In the painting, we see that Wisdom is on the left and Prudence (one of the cardinal virtues) is on the right. Dressed in the clothes of a young and glowing girl, Prudence is sitting beside a snake winding itself around a sceptre (power) and she holds a mirror in her right hand. The idea of the snake comes from one of the passages of Matthew (10,16) “…be as prudent as snakes.” The mirror, drawing on medieval traditions, alludes to the idea that prudent people always consider past (experience) and future (consequences) in decision making.
As an earthly virtue, Prudence indicates towards the ground with her index finger; there is a contrast with the hand of Wisdom raised to the sky, indicating nature and divine inspiration, reflected in the presence of the dove of the Holy Spirit. Wisdom rests her arm on the Sacred Book of Scripture, taking her cues from this text. Nearby we see a clear reminder of the temporary nature of life and worldly goods, in the sinister profile of a skull in the bottom left corner of the painting.
In our lives in 2022, far away from medieval Siena, when we exercise prudence, we keep ourselves safe and follow our dreams with care, mindful of our impact on others. As the painting reminds us, there must be a balance and we should exercise care in our decision making, stopping and reflecting on the impact of our words and actions before we let them fly, so that we don’t create situations we regret later and that we are empowered to flourish safely as we navigate life.

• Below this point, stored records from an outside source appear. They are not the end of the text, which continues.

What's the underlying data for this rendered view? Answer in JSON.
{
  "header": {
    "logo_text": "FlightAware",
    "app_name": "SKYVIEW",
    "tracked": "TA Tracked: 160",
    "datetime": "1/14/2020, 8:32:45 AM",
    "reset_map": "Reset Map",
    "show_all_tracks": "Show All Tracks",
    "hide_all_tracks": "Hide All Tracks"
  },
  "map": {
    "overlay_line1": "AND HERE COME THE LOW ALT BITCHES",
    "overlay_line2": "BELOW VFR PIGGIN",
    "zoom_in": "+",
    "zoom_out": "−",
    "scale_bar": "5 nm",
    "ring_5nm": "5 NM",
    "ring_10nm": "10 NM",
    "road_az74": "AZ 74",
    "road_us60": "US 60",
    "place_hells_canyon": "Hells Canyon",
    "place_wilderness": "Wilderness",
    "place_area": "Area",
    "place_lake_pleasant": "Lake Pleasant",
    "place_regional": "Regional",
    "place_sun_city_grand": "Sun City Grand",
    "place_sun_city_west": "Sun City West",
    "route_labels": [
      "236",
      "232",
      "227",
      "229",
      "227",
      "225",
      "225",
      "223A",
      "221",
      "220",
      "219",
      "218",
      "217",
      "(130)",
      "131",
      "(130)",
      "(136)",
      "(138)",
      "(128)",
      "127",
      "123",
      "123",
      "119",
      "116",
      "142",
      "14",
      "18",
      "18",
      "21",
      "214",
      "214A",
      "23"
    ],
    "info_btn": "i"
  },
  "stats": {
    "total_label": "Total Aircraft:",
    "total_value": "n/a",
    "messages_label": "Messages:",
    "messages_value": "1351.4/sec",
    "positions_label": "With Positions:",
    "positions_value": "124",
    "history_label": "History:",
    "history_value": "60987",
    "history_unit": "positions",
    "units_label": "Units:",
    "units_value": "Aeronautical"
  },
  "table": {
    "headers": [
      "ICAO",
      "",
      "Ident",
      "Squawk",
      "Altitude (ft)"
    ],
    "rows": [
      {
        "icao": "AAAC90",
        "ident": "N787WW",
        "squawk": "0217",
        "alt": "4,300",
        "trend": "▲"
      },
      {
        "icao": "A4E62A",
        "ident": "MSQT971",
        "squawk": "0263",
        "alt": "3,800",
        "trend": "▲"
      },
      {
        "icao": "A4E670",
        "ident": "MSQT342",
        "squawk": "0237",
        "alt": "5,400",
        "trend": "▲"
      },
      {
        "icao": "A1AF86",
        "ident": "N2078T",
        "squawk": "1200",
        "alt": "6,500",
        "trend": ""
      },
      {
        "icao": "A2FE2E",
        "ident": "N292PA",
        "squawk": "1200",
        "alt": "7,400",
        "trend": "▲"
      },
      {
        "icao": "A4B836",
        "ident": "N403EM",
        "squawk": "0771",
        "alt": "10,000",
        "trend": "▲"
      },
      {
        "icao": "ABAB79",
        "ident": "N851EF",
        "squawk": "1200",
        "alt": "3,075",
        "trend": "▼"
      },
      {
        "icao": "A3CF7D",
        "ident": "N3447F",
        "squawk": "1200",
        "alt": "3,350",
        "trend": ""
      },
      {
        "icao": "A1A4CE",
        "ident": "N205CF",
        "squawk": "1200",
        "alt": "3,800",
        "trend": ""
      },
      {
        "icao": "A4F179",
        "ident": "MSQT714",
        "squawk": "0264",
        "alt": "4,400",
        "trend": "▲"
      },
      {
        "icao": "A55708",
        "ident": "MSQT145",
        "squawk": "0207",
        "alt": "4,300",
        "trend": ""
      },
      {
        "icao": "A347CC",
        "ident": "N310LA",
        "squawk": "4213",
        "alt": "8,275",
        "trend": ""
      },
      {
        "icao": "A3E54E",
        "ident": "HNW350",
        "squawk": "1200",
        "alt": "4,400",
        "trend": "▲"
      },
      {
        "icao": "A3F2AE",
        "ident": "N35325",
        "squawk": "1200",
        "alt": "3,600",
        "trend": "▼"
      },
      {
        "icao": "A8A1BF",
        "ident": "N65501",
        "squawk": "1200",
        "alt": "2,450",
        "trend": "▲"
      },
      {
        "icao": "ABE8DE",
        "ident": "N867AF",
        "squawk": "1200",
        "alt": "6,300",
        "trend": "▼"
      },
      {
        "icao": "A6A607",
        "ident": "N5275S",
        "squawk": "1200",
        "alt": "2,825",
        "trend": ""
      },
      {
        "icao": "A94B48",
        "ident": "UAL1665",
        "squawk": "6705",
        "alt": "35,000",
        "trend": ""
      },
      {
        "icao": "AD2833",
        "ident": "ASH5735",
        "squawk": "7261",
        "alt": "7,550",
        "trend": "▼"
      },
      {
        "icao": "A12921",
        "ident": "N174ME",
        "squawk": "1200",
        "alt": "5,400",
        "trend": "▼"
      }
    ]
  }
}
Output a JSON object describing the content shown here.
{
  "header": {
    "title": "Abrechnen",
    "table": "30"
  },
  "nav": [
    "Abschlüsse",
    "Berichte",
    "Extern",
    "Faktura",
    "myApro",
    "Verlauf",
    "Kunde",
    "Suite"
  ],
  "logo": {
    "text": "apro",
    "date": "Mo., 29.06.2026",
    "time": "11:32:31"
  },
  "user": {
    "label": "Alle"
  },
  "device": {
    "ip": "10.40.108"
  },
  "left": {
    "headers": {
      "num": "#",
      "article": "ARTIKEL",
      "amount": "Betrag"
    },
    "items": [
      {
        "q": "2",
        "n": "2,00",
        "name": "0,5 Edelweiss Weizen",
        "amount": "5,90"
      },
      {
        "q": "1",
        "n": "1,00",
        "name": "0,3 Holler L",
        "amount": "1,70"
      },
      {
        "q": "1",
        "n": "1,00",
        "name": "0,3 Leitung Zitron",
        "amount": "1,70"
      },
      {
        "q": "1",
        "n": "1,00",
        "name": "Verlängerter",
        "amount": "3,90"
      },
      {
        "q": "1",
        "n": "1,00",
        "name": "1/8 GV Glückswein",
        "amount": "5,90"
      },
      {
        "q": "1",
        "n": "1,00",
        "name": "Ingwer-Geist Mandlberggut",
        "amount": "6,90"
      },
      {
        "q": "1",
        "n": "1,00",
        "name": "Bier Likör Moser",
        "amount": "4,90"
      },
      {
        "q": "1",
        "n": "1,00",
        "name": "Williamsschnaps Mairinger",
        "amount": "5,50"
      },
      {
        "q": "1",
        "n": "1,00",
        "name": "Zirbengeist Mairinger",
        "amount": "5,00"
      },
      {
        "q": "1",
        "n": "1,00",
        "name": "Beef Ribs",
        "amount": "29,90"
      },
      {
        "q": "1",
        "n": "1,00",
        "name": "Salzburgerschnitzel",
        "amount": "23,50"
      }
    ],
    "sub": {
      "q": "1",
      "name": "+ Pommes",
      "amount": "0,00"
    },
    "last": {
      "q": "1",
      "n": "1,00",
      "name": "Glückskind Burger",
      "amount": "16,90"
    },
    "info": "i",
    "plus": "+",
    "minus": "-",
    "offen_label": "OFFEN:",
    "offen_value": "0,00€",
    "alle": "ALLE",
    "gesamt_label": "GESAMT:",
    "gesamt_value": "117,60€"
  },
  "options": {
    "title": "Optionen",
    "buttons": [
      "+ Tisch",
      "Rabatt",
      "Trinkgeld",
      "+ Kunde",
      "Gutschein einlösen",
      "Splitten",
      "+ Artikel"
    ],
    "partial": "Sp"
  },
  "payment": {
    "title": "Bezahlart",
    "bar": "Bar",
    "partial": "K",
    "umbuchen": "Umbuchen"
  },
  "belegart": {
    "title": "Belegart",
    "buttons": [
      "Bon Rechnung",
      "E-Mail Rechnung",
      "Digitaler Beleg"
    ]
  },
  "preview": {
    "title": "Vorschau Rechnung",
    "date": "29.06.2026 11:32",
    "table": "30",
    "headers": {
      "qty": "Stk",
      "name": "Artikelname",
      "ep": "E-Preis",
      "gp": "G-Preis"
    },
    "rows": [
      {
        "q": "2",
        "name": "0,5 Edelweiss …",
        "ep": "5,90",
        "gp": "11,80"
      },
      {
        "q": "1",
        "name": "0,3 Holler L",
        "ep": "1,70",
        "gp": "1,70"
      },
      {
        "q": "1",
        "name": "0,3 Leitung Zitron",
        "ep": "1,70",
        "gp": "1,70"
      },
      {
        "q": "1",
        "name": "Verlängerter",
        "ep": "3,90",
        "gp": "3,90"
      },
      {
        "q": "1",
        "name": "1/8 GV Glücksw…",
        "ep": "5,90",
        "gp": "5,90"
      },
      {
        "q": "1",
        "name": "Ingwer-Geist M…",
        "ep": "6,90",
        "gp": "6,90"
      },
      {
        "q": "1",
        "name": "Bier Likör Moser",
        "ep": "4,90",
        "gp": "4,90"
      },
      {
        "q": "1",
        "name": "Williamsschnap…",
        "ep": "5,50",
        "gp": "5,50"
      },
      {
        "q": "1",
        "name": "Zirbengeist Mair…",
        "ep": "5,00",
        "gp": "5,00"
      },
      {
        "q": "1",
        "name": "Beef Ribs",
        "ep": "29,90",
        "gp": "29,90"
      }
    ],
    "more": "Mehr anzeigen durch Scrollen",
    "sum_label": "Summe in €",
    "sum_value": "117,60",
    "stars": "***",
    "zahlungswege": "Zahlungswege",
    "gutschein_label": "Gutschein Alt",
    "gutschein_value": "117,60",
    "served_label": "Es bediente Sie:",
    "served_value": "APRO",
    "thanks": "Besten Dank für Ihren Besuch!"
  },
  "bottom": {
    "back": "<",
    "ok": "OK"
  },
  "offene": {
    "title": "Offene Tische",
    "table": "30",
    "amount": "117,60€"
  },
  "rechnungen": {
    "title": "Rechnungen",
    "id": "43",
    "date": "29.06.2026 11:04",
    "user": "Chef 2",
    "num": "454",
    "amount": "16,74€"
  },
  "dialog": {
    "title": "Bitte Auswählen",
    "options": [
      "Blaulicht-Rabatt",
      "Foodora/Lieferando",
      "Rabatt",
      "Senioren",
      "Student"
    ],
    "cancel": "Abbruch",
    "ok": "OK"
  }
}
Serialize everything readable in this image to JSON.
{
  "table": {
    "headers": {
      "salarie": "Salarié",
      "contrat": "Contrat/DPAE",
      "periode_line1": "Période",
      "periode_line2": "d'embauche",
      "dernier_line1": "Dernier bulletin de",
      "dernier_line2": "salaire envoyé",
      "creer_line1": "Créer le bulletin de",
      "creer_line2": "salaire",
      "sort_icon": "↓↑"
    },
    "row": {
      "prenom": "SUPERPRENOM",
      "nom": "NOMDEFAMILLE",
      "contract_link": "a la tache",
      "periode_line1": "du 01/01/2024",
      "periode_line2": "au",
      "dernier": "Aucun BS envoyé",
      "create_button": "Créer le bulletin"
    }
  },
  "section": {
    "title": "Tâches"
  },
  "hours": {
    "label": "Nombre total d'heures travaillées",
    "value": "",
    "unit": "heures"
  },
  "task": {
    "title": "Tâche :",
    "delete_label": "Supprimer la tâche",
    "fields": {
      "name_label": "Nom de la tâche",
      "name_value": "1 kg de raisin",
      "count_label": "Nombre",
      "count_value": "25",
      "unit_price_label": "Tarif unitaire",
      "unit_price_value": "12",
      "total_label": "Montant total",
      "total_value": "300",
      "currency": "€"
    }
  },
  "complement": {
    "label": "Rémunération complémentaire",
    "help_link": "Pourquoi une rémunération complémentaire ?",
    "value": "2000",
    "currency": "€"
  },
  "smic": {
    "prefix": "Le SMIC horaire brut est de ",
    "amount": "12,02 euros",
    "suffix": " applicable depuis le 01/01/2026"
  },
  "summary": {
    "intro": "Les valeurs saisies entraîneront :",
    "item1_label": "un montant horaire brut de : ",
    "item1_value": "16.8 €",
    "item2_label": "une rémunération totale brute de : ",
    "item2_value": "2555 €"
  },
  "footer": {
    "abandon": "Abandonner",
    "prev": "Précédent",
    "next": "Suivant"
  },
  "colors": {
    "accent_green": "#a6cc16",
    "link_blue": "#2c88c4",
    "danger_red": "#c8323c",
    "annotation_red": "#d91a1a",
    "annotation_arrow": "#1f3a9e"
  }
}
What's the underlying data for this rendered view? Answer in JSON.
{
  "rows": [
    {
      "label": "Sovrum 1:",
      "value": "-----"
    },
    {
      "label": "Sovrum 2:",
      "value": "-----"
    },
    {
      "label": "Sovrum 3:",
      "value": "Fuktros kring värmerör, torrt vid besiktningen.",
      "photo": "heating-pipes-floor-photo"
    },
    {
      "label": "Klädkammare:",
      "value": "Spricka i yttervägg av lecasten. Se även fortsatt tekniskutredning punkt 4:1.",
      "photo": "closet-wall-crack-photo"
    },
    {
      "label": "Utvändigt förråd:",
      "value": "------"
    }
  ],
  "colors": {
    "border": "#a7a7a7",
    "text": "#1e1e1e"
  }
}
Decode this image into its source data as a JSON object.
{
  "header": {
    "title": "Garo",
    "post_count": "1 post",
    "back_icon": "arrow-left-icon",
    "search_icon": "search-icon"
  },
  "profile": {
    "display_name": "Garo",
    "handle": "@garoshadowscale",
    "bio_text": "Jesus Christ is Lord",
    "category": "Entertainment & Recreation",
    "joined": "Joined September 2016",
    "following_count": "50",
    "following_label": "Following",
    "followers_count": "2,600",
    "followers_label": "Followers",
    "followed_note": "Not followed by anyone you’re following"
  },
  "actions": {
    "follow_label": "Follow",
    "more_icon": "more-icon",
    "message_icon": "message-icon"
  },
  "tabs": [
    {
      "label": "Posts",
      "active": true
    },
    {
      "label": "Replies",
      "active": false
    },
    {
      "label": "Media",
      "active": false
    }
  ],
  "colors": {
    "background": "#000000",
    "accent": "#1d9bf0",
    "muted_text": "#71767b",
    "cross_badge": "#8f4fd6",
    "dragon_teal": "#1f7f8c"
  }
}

This aligns perfectly with our reflections during the season of Lent, as we work towards growing in our faith and knowing, valuing and caring for each other, exploring our curiosities and becoming the learners and leaders of the world.
Enjoy the temperate weather and have a wonderful week ahead!
Mrs Tonia Carfora, Year 7-9 Learning and Wellbeing Initiatives Leader